*** Source records ***
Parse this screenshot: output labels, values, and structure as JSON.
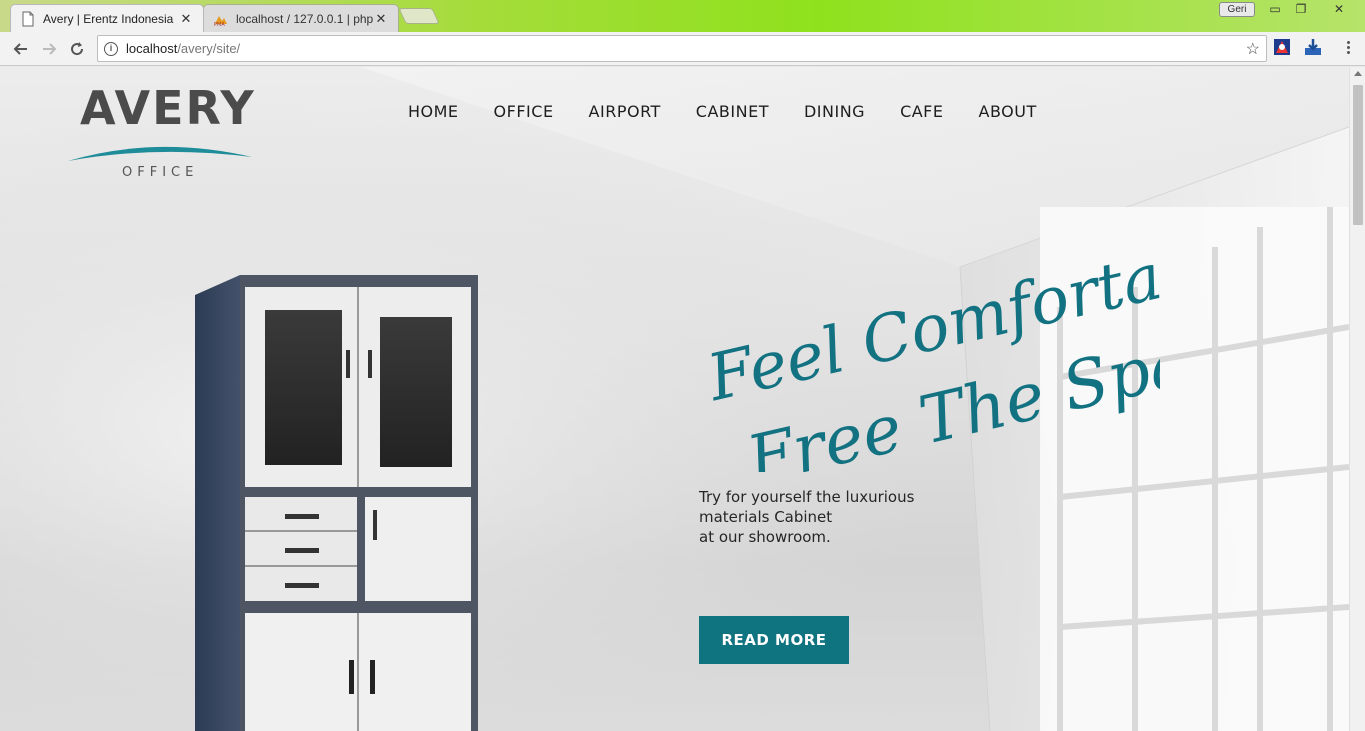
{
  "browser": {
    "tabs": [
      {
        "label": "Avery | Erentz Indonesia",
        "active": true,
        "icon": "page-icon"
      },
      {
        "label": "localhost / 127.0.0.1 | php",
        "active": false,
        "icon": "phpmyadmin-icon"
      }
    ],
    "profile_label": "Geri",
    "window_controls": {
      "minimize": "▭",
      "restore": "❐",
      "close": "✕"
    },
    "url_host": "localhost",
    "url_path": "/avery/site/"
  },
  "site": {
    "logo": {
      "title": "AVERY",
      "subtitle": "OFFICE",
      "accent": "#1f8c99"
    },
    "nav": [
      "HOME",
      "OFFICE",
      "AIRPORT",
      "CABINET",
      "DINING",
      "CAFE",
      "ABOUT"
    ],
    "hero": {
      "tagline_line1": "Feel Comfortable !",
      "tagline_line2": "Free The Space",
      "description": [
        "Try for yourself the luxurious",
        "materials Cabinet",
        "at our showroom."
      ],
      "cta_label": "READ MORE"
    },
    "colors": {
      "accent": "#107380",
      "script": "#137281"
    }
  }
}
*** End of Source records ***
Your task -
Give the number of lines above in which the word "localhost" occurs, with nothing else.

Finished task -
2